== Directions ==
Go through the listing that follows and report the number of lines with the string "title" in them, nothing more.
Records supplied Start Marker
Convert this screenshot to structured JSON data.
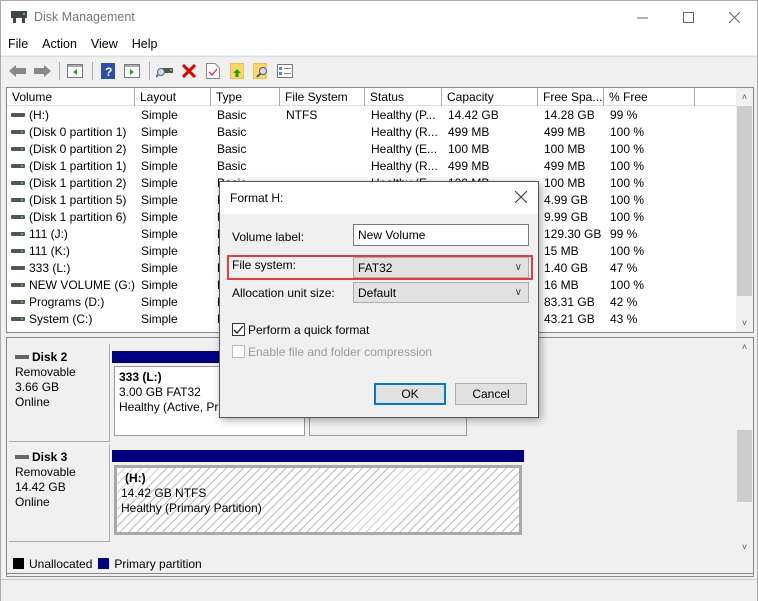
{
  "window": {
    "title": "Disk Management",
    "controls": {
      "minimize": "minimize-icon",
      "maximize": "maximize-icon",
      "close": "close-icon"
    }
  },
  "menu": [
    "File",
    "Action",
    "View",
    "Help"
  ],
  "toolbar": {
    "buttons": [
      "back-arrow-icon",
      "forward-arrow-icon",
      "show-hide-console-tree-icon",
      "help-icon",
      "show-hide-action-pane-icon",
      "connect-drive-icon",
      "delete-icon",
      "properties-icon",
      "import-icon",
      "search-icon",
      "checklist-icon"
    ]
  },
  "volume_list": {
    "columns": [
      "Volume",
      "Layout",
      "Type",
      "File System",
      "Status",
      "Capacity",
      "Free Spa...",
      "% Free"
    ],
    "rows": [
      [
        "(H:)",
        "Simple",
        "Basic",
        "NTFS",
        "Healthy (P...",
        "14.42 GB",
        "14.28 GB",
        "99 %"
      ],
      [
        "(Disk 0 partition 1)",
        "Simple",
        "Basic",
        "",
        "Healthy (R...",
        "499 MB",
        "499 MB",
        "100 %"
      ],
      [
        "(Disk 0 partition 2)",
        "Simple",
        "Basic",
        "",
        "Healthy (E...",
        "100 MB",
        "100 MB",
        "100 %"
      ],
      [
        "(Disk 1 partition 1)",
        "Simple",
        "Basic",
        "",
        "Healthy (R...",
        "499 MB",
        "499 MB",
        "100 %"
      ],
      [
        "(Disk 1 partition 2)",
        "Simple",
        "Basic",
        "",
        "Healthy (E...",
        "100 MB",
        "100 MB",
        "100 %"
      ],
      [
        "(Disk 1 partition 5)",
        "Simple",
        "Basic",
        "",
        "",
        "",
        "4.99 GB",
        "100 %"
      ],
      [
        "(Disk 1 partition 6)",
        "Simple",
        "Basic",
        "",
        "",
        "",
        "9.99 GB",
        "100 %"
      ],
      [
        "111 (J:)",
        "Simple",
        "Basic",
        "",
        "",
        "",
        "129.30 GB",
        "99 %"
      ],
      [
        "111 (K:)",
        "Simple",
        "Basic",
        "",
        "",
        "",
        "15 MB",
        "100 %"
      ],
      [
        "333 (L:)",
        "Simple",
        "Basic",
        "",
        "",
        "",
        "1.40 GB",
        "47 %"
      ],
      [
        "NEW VOLUME (G:)",
        "Simple",
        "Basic",
        "",
        "",
        "",
        "16 MB",
        "100 %"
      ],
      [
        "Programs (D:)",
        "Simple",
        "Basic",
        "",
        "",
        "",
        "83.31 GB",
        "42 %"
      ],
      [
        "System (C:)",
        "Simple",
        "Basic",
        "",
        "",
        "",
        "43.21 GB",
        "43 %"
      ]
    ]
  },
  "disks": [
    {
      "name": "Disk 2",
      "type": "Removable",
      "size": "3.66 GB",
      "state": "Online",
      "partition": {
        "label": "333  (L:)",
        "detail": "3.00 GB FAT32",
        "status": "Healthy (Active, Pri"
      }
    },
    {
      "name": "Disk 3",
      "type": "Removable",
      "size": "14.42 GB",
      "state": "Online",
      "partition": {
        "label": "(H:)",
        "detail": "14.42 GB NTFS",
        "status": "Healthy (Primary Partition)"
      }
    }
  ],
  "legend": [
    {
      "label": "Unallocated",
      "color": "#000000"
    },
    {
      "label": "Primary partition",
      "color": "#000080"
    }
  ],
  "dialog": {
    "title": "Format H:",
    "volume_label_text": "Volume label:",
    "volume_label_value": "New Volume",
    "file_system_text": "File system:",
    "file_system_value": "FAT32",
    "allocation_text": "Allocation unit size:",
    "allocation_value": "Default",
    "quick_format_label": "Perform a quick format",
    "quick_format_checked": true,
    "compression_label": "Enable file and folder compression",
    "compression_checked": false,
    "ok_label": "OK",
    "cancel_label": "Cancel",
    "highlight_color": "#e53c3c"
  }
}
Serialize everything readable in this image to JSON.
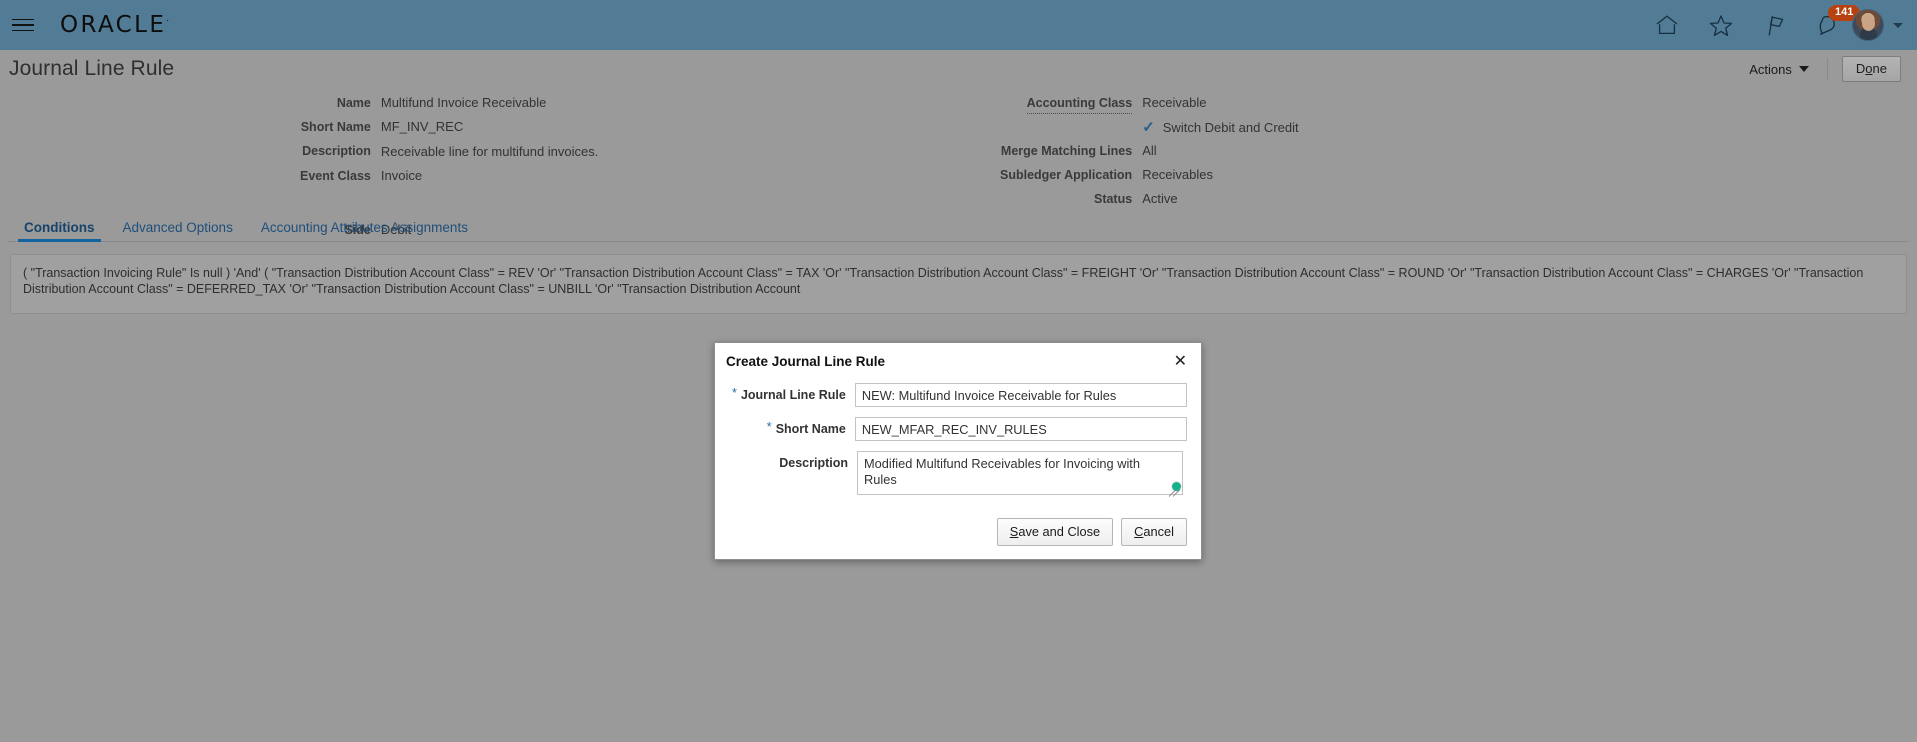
{
  "global_header": {
    "brand": "ORACLE",
    "brand_mark": "·",
    "menu_icon": "hamburger-icon",
    "icons": [
      {
        "name": "home-icon",
        "label": "Home"
      },
      {
        "name": "favorites-star-icon",
        "label": "Favorites and Recent Items"
      },
      {
        "name": "flag-icon",
        "label": "Watchlist"
      },
      {
        "name": "notifications-bell-icon",
        "label": "Notifications"
      }
    ],
    "notifications_count": "141",
    "badge_color": "#b8420f",
    "header_color": "#527b95",
    "avatar": "user-avatar"
  },
  "page": {
    "title": "Journal Line Rule",
    "actions_label": "Actions",
    "done_label": "Done",
    "done_accel": "o"
  },
  "summary": {
    "left": [
      {
        "label": "Name",
        "value": "Multifund Invoice Receivable"
      },
      {
        "label": "Short Name",
        "value": "MF_INV_REC"
      },
      {
        "label": "Description",
        "value": "Receivable line for multifund invoices."
      },
      {
        "label": "Event Class",
        "value": "Invoice"
      },
      {
        "label": "Side",
        "value": "Debit"
      }
    ],
    "right": [
      {
        "label": "Accounting Class",
        "value": "Receivable",
        "dotted": true
      },
      {
        "label": "",
        "value": "Switch Debit and Credit",
        "checkbox": true,
        "checked": true
      },
      {
        "label": "Merge Matching Lines",
        "value": "All"
      },
      {
        "label": "Subledger Application",
        "value": "Receivables"
      },
      {
        "label": "Status",
        "value": "Active"
      }
    ]
  },
  "tabs": [
    {
      "label": "Conditions",
      "active": true
    },
    {
      "label": "Advanced Options",
      "active": false
    },
    {
      "label": "Accounting Attributes Assignments",
      "active": false
    }
  ],
  "conditions": {
    "expression": "( \"Transaction Invoicing Rule\" Is null ) 'And' ( \"Transaction Distribution Account Class\" = REV 'Or' \"Transaction Distribution Account Class\" = TAX 'Or' \"Transaction Distribution Account Class\" = FREIGHT 'Or' \"Transaction Distribution Account Class\" = ROUND 'Or' \"Transaction Distribution Account Class\" = CHARGES 'Or' \"Transaction Distribution Account Class\" = DEFERRED_TAX 'Or' \"Transaction Distribution Account Class\" = UNBILL 'Or' \"Transaction Distribution Account"
  },
  "dialog": {
    "title": "Create Journal Line Rule",
    "close_icon": "✕",
    "fields": [
      {
        "label": "Journal Line Rule",
        "required": true,
        "value": "NEW: Multifund Invoice Receivable for Rules",
        "placeholder": ""
      },
      {
        "label": "Short Name",
        "required": true,
        "value": "NEW_MFAR_REC_INV_RULES",
        "placeholder": ""
      },
      {
        "label": "Description",
        "required": false,
        "value": "Modified Multifund Receivables for Invoicing with Rules",
        "placeholder": ""
      }
    ],
    "buttons": [
      {
        "label": "Save and Close",
        "accel": "S"
      },
      {
        "label": "Cancel",
        "accel": "C"
      }
    ],
    "cursor_indicator_color": "#16b08a"
  }
}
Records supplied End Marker
== Your solution ==
4